The company that experienced the threat chooses to remain anonymous. But they have allowed the release of details of the investigation. They hope that other businesses and organizations can learn how to avoid similar attacks.

Cobalt Strike is primarily used by cybercriminals because it partially runs in-memory, which makes it hard to detect on a network. And that was the case here. It looked like legitimate access software was being remotely installed on 130 endpoints of the business network. 

The ransomware gang was responsible for the remote desktop software. This was the foundation for the ransomware attack. Their next step would have been to encrypt the entire network with REvil ransomware.

REvil ransomware that was used in another incident investigated by Sophos. It was successfully deployed against JBS who paid $11 million for the decryption key.

The ransomware gang managed to encrypt data on some of the unprotected devices. They also deleted online backups when they noticed the investigators were working on the case. 

A ransom note was left by REvil on one of the few encrypted devices. The cybercriminals wanted $2.5 million in bitcoin for a decryption key.  

Naturally, in this case, no ransom was paid. The company had already discovered the planted software. And the cybercriminals were stopped in their tracks when cybersecurity experts were called in. 

Issues with Remote Access

The fact remains that attackers managed to gain enough control of the network to install software on over 100 machines. The company did discover the attack just in time. But it was close.

Paul Jacobs, the incident response lead at Sophos explains why the targeted company didn’t notice what was happening on their network sooner.

“As a result of the pandemic, it’s not unusual to find remote access applications installed on employee devices,” Jacobs explains.

“When we saw Screen Connect on 130 endpoints, we assumed it was there intentionally, to support people working from home. It turned out the company knew nothing about it – the attackers had installed the software to ensure they could maintain access to the network and compromised devices.”

The cyber-gang got onto the network by setting up remote access accounts and gaining admin privileges in order to use Cobalt Strike.

“From what we have seen in our investigations, there is a variety of methods used, most commonly it is users being phished often weeks or months earlier, then there is the exploitation over firewall and VPN vulnerabilities or brute-forcing RDP if it is exposed to the internet,” Sophos Rapid Response manager Peter Mackenzie, reported to ZDNet.

Closely monitor your network

Sophos says there are steps every business needs to take to protect their network. The key is to close down initial access to your system.

“Firstly, ensure every single computer on your network has security software installed and managed centrally. Attackers love unprotected machines. Next, make sure they are getting patches regularly and remember if a computer hasn’t rebooted for a year, then it likely hasn’t applied any patches either,” said Mackenzie.

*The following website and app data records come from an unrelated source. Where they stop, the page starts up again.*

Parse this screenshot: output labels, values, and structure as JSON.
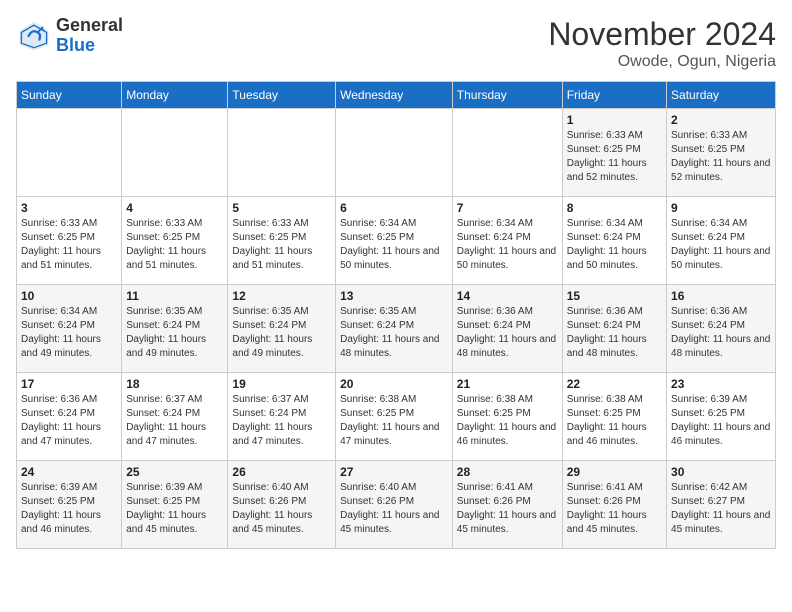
{
  "logo": {
    "general": "General",
    "blue": "Blue"
  },
  "title": "November 2024",
  "location": "Owode, Ogun, Nigeria",
  "days_header": [
    "Sunday",
    "Monday",
    "Tuesday",
    "Wednesday",
    "Thursday",
    "Friday",
    "Saturday"
  ],
  "weeks": [
    [
      {
        "day": "",
        "sunrise": "",
        "sunset": "",
        "daylight": ""
      },
      {
        "day": "",
        "sunrise": "",
        "sunset": "",
        "daylight": ""
      },
      {
        "day": "",
        "sunrise": "",
        "sunset": "",
        "daylight": ""
      },
      {
        "day": "",
        "sunrise": "",
        "sunset": "",
        "daylight": ""
      },
      {
        "day": "",
        "sunrise": "",
        "sunset": "",
        "daylight": ""
      },
      {
        "day": "1",
        "sunrise": "Sunrise: 6:33 AM",
        "sunset": "Sunset: 6:25 PM",
        "daylight": "Daylight: 11 hours and 52 minutes."
      },
      {
        "day": "2",
        "sunrise": "Sunrise: 6:33 AM",
        "sunset": "Sunset: 6:25 PM",
        "daylight": "Daylight: 11 hours and 52 minutes."
      }
    ],
    [
      {
        "day": "3",
        "sunrise": "Sunrise: 6:33 AM",
        "sunset": "Sunset: 6:25 PM",
        "daylight": "Daylight: 11 hours and 51 minutes."
      },
      {
        "day": "4",
        "sunrise": "Sunrise: 6:33 AM",
        "sunset": "Sunset: 6:25 PM",
        "daylight": "Daylight: 11 hours and 51 minutes."
      },
      {
        "day": "5",
        "sunrise": "Sunrise: 6:33 AM",
        "sunset": "Sunset: 6:25 PM",
        "daylight": "Daylight: 11 hours and 51 minutes."
      },
      {
        "day": "6",
        "sunrise": "Sunrise: 6:34 AM",
        "sunset": "Sunset: 6:25 PM",
        "daylight": "Daylight: 11 hours and 50 minutes."
      },
      {
        "day": "7",
        "sunrise": "Sunrise: 6:34 AM",
        "sunset": "Sunset: 6:24 PM",
        "daylight": "Daylight: 11 hours and 50 minutes."
      },
      {
        "day": "8",
        "sunrise": "Sunrise: 6:34 AM",
        "sunset": "Sunset: 6:24 PM",
        "daylight": "Daylight: 11 hours and 50 minutes."
      },
      {
        "day": "9",
        "sunrise": "Sunrise: 6:34 AM",
        "sunset": "Sunset: 6:24 PM",
        "daylight": "Daylight: 11 hours and 50 minutes."
      }
    ],
    [
      {
        "day": "10",
        "sunrise": "Sunrise: 6:34 AM",
        "sunset": "Sunset: 6:24 PM",
        "daylight": "Daylight: 11 hours and 49 minutes."
      },
      {
        "day": "11",
        "sunrise": "Sunrise: 6:35 AM",
        "sunset": "Sunset: 6:24 PM",
        "daylight": "Daylight: 11 hours and 49 minutes."
      },
      {
        "day": "12",
        "sunrise": "Sunrise: 6:35 AM",
        "sunset": "Sunset: 6:24 PM",
        "daylight": "Daylight: 11 hours and 49 minutes."
      },
      {
        "day": "13",
        "sunrise": "Sunrise: 6:35 AM",
        "sunset": "Sunset: 6:24 PM",
        "daylight": "Daylight: 11 hours and 48 minutes."
      },
      {
        "day": "14",
        "sunrise": "Sunrise: 6:36 AM",
        "sunset": "Sunset: 6:24 PM",
        "daylight": "Daylight: 11 hours and 48 minutes."
      },
      {
        "day": "15",
        "sunrise": "Sunrise: 6:36 AM",
        "sunset": "Sunset: 6:24 PM",
        "daylight": "Daylight: 11 hours and 48 minutes."
      },
      {
        "day": "16",
        "sunrise": "Sunrise: 6:36 AM",
        "sunset": "Sunset: 6:24 PM",
        "daylight": "Daylight: 11 hours and 48 minutes."
      }
    ],
    [
      {
        "day": "17",
        "sunrise": "Sunrise: 6:36 AM",
        "sunset": "Sunset: 6:24 PM",
        "daylight": "Daylight: 11 hours and 47 minutes."
      },
      {
        "day": "18",
        "sunrise": "Sunrise: 6:37 AM",
        "sunset": "Sunset: 6:24 PM",
        "daylight": "Daylight: 11 hours and 47 minutes."
      },
      {
        "day": "19",
        "sunrise": "Sunrise: 6:37 AM",
        "sunset": "Sunset: 6:24 PM",
        "daylight": "Daylight: 11 hours and 47 minutes."
      },
      {
        "day": "20",
        "sunrise": "Sunrise: 6:38 AM",
        "sunset": "Sunset: 6:25 PM",
        "daylight": "Daylight: 11 hours and 47 minutes."
      },
      {
        "day": "21",
        "sunrise": "Sunrise: 6:38 AM",
        "sunset": "Sunset: 6:25 PM",
        "daylight": "Daylight: 11 hours and 46 minutes."
      },
      {
        "day": "22",
        "sunrise": "Sunrise: 6:38 AM",
        "sunset": "Sunset: 6:25 PM",
        "daylight": "Daylight: 11 hours and 46 minutes."
      },
      {
        "day": "23",
        "sunrise": "Sunrise: 6:39 AM",
        "sunset": "Sunset: 6:25 PM",
        "daylight": "Daylight: 11 hours and 46 minutes."
      }
    ],
    [
      {
        "day": "24",
        "sunrise": "Sunrise: 6:39 AM",
        "sunset": "Sunset: 6:25 PM",
        "daylight": "Daylight: 11 hours and 46 minutes."
      },
      {
        "day": "25",
        "sunrise": "Sunrise: 6:39 AM",
        "sunset": "Sunset: 6:25 PM",
        "daylight": "Daylight: 11 hours and 45 minutes."
      },
      {
        "day": "26",
        "sunrise": "Sunrise: 6:40 AM",
        "sunset": "Sunset: 6:26 PM",
        "daylight": "Daylight: 11 hours and 45 minutes."
      },
      {
        "day": "27",
        "sunrise": "Sunrise: 6:40 AM",
        "sunset": "Sunset: 6:26 PM",
        "daylight": "Daylight: 11 hours and 45 minutes."
      },
      {
        "day": "28",
        "sunrise": "Sunrise: 6:41 AM",
        "sunset": "Sunset: 6:26 PM",
        "daylight": "Daylight: 11 hours and 45 minutes."
      },
      {
        "day": "29",
        "sunrise": "Sunrise: 6:41 AM",
        "sunset": "Sunset: 6:26 PM",
        "daylight": "Daylight: 11 hours and 45 minutes."
      },
      {
        "day": "30",
        "sunrise": "Sunrise: 6:42 AM",
        "sunset": "Sunset: 6:27 PM",
        "daylight": "Daylight: 11 hours and 45 minutes."
      }
    ]
  ]
}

It’s important to constantly check for suspicious activity on any network. A good cybersecurity team can detect and react quickly to any threat. In this ransomware attempt, the team discovered the use of Cobalt Strike being used before a lot of damage was done.